Paycheck Checkup: One Simple Task That Will Make Next Year’s Tax Season Much Easier
Whether the 2017 tax season left you reeling or rejoicing, you’re probably happy it’s all over. But don’t file away your tax paperwork just yet. Believe it or not, now is the perfect time to get ready for next year’s tax season, and it only takes a couple simple steps. If you take five minutes for a paycheck checkup now, you can avoid hiccups when April 2019 rolls around.
The IRS recommends reviewing your tax withholdings every year. Last year’s Tax Cuts and Jobs Act included some important tax reforms, so it’s more important than ever to review your W-4, to prevent any unpleasant surprises when the next tax season comes.
Luckily, it’s quick and easy to set your 2018 taxes up for success. Here’s our step-by-step guide.
Do a Paycheck Checkup
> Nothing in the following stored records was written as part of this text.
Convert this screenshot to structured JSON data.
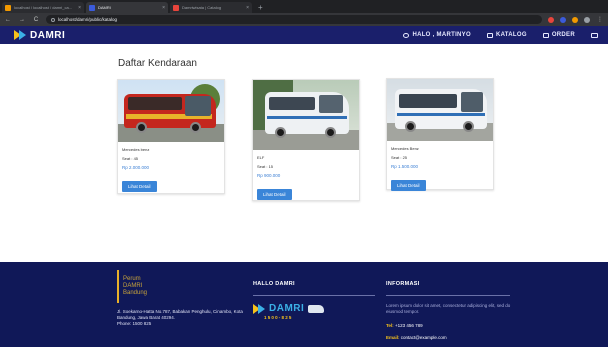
{
  "browser": {
    "tabs": [
      {
        "title": "localhost / localhost / damri_ca...",
        "active": false,
        "favicon_color": "#f29900"
      },
      {
        "title": "DAMRI",
        "active": true,
        "favicon_color": "#3b5bdb"
      },
      {
        "title": "Damriwisata | Catalog",
        "active": false,
        "favicon_color": "#e8453c"
      }
    ],
    "new_tab": "+",
    "url": "localhost/damri/public/katalog",
    "nav": {
      "back": "←",
      "forward": "→",
      "reload": "C"
    }
  },
  "navbar": {
    "logo_text": "DAMRI",
    "links": [
      {
        "label": "HALO , MARTINYO",
        "icon": "user-icon"
      },
      {
        "label": "KATALOG",
        "icon": "catalog-icon"
      },
      {
        "label": "ORDER",
        "icon": "cart-icon"
      },
      {
        "label": "",
        "icon": "logout-icon"
      }
    ]
  },
  "main": {
    "heading": "Daftar Kendaraan",
    "cards": [
      {
        "name": "Mercedes benz",
        "seat": "Seat : 45",
        "price": "Rp 2.000.000",
        "button": "Lihat Detail",
        "image": "red-bus-image"
      },
      {
        "name": "ELF",
        "seat": "Seat : 15",
        "price": "Rp 900.000",
        "button": "Lihat Detail",
        "image": "white-minibus-image"
      },
      {
        "name": "Mercedes Benz",
        "seat": "Seat : 25",
        "price": "Rp 1.500.000",
        "button": "Lihat Detail",
        "image": "white-medium-bus-image"
      }
    ]
  },
  "footer": {
    "brand_lines": [
      "Perum",
      "DAMRI",
      "Bandung"
    ],
    "address": "Jl. Soekarno-Hatta No.787, Babakan Penghulu, Cinambo, Kota Bandung, Jawa Barat 40294.",
    "phone": "Phone: 1500 825",
    "col2_heading": "HALLO DAMRI",
    "logo_text": "DAMRI",
    "logo_phone": "1500-825",
    "col3_heading": "INFORMASI",
    "info_text": "Lorem ipsum dolor sit amet, consectetur adipiscing elit, sed do eiusmod tempor.",
    "tel_label": "Tel:",
    "tel_value": "+123 456 789",
    "email_label": "Email:",
    "email_value": "contact@example.com"
  },
  "colors": {
    "navbar_bg": "#1a1f6b",
    "footer_bg": "#101858",
    "button_blue": "#3a85d8",
    "price_blue": "#3b7fd4",
    "brand_yellow": "#f6c21a",
    "brand_cyan": "#3bb0e6"
  }
}
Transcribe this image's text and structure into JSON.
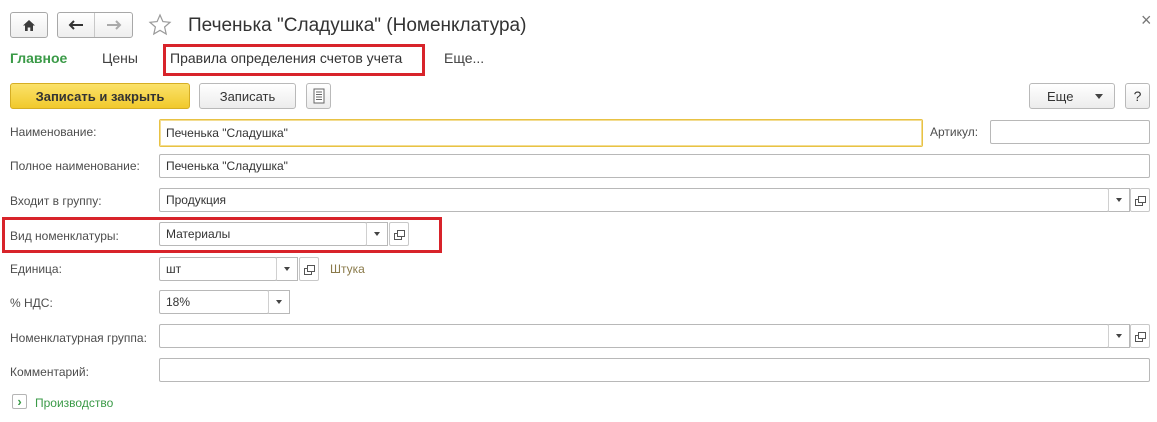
{
  "window": {
    "title": "Печенька \"Сладушка\" (Номенклатура)",
    "close_glyph": "×"
  },
  "tabs": [
    {
      "label": "Главное",
      "active": true
    },
    {
      "label": "Цены",
      "active": false
    },
    {
      "label": "Правила определения счетов учета",
      "active": false,
      "highlighted": true
    },
    {
      "label": "Еще...",
      "active": false
    }
  ],
  "toolbar": {
    "save_close_label": "Записать и закрыть",
    "save_label": "Записать",
    "more_label": "Еще",
    "help_label": "?"
  },
  "form": {
    "name_label": "Наименование:",
    "name_value": "Печенька \"Сладушка\"",
    "article_label": "Артикул:",
    "article_value": "",
    "full_name_label": "Полное наименование:",
    "full_name_value": "Печенька \"Сладушка\"",
    "group_label": "Входит в группу:",
    "group_value": "Продукция",
    "kind_label": "Вид номенклатуры:",
    "kind_value": "Материалы",
    "unit_label": "Единица:",
    "unit_value": "шт",
    "unit_full": "Штука",
    "vat_label": "% НДС:",
    "vat_value": "18%",
    "nom_group_label": "Номенклатурная группа:",
    "nom_group_value": "",
    "comment_label": "Комментарий:",
    "comment_value": ""
  },
  "sections": {
    "production_label": "Производство",
    "expand_glyph": "›"
  },
  "colors": {
    "accent_green": "#3a9a47",
    "primary_button": "#f5d23c",
    "highlight_red": "#d8232a",
    "focus_border": "#e8c244"
  }
}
Check your recent paystubs to see how much you’re withholding for taxes and how many allowances you’ve claimed on your W-4. For example, you might claim 0, 1, 2, or more allowances. This single number determines how much of your paycheck is being withheld for taxes, and could mean you’re budgeting too much or too little.
Use the IRS Withholding Calculator
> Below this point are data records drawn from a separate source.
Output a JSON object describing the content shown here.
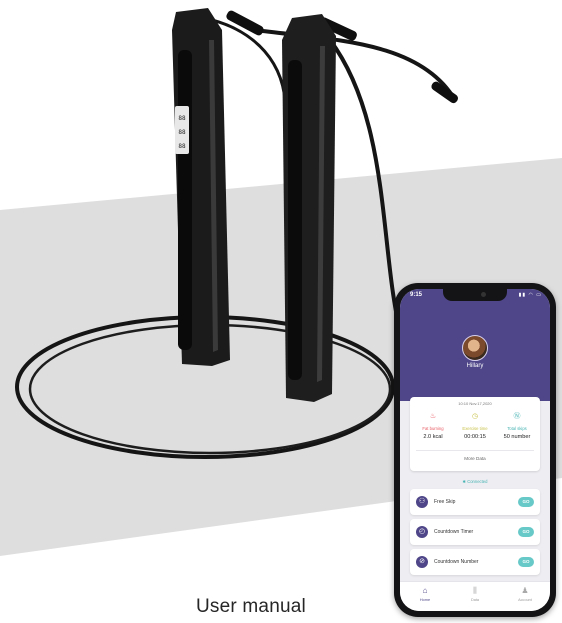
{
  "caption": "User manual",
  "app": {
    "status_time": "9:15",
    "status_icons": "▮▮ ◠ ▭",
    "user_name": "Hillary",
    "date": "10:10 Nov.17,2020",
    "stats": [
      {
        "label": "Fat burning",
        "value": "2.0 kcal",
        "icon": "flame-icon",
        "color": "#e85a62",
        "glyph": "♨"
      },
      {
        "label": "Exercise time",
        "value": "00:00:15",
        "icon": "clock-icon",
        "color": "#c8c24a",
        "glyph": "◷"
      },
      {
        "label": "Total skips",
        "value": "50 number",
        "icon": "skip-count-icon",
        "color": "#47b3b3",
        "glyph": "Ⓝ"
      }
    ],
    "more_data": "More Data",
    "connection_status": "✱ Connected",
    "modes": [
      {
        "label": "Free Skip",
        "button": "GO",
        "icon": "jump-rope-icon",
        "glyph": "⚇"
      },
      {
        "label": "Countdown Timer",
        "button": "GO",
        "icon": "timer-icon",
        "glyph": "◴"
      },
      {
        "label": "Countdown Number",
        "button": "GO",
        "icon": "counter-icon",
        "glyph": "⊘"
      }
    ],
    "tabs": [
      {
        "label": "Home",
        "icon": "home-icon",
        "glyph": "⌂",
        "active": true
      },
      {
        "label": "Data",
        "icon": "bar-chart-icon",
        "glyph": "⫼",
        "active": false
      },
      {
        "label": "Account",
        "icon": "person-icon",
        "glyph": "♟",
        "active": false
      }
    ],
    "colors": {
      "header": "#4e4688",
      "accent": "#67c9c8",
      "fat": "#e85a62",
      "time": "#c8c24a",
      "skips": "#47b3b3"
    }
  }
}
The more allowances you claim on your W-4, the less is withheld from your paycheck towards your taxes. Claiming too many allowances from your withholding could mean an unexpected tax bill in 2019. The IRS has a thorough calculator to estimate your 2018 income tax, and compare it to your current withholding rate. You’ll need your latest paystub and 2017 federal tax return to fill in required fields. After answering a series of financial questions, you’ll see your estimated 2018 income tax and an estimate of how much you might pay.
Adjust Your W-4
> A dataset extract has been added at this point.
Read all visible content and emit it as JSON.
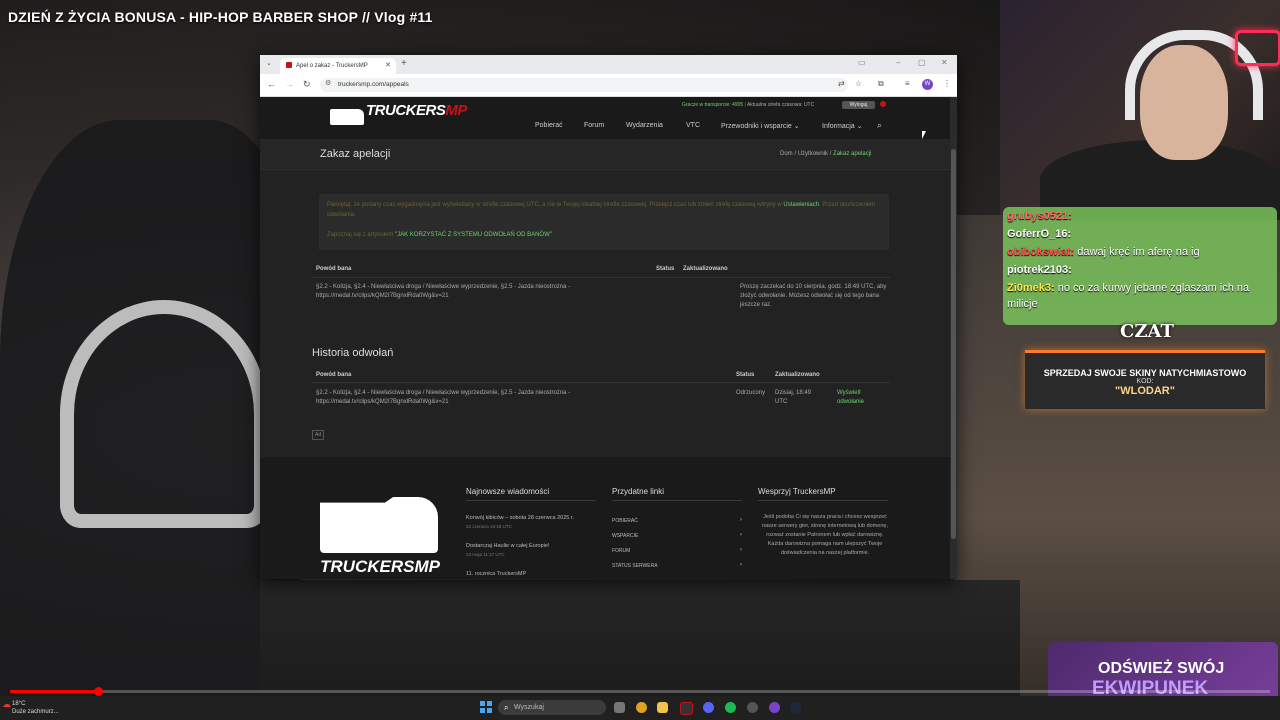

Now that you have a better idea of what your 2018 income tax might look like, check your W-4 to make sure you’re using the correct withholding allowance number (that 0,1 or 2 we mentioned before!). If you want more money on your paycheck, go higher with your number (but be careful, this could mean you’ll owe money to the IRS next year), and lower if you’d like to see a bigger return in 2019.
Reach Out to Your Tax Advisor
If you work directly with a tax advisor or company, this is a good time to get in touch and keep them in the loop on any changes you’d like to make. It’s also a good idea to get their two cents on your 2018 income taxes and request a 2018 projection (if you foresee things staying the same).
Still have tax questions? Check out our post on the tax filing facts everyone should keep in mind. If you’re looking for more useful tips to manage your money in 2018, take a look at our financial spring refresh.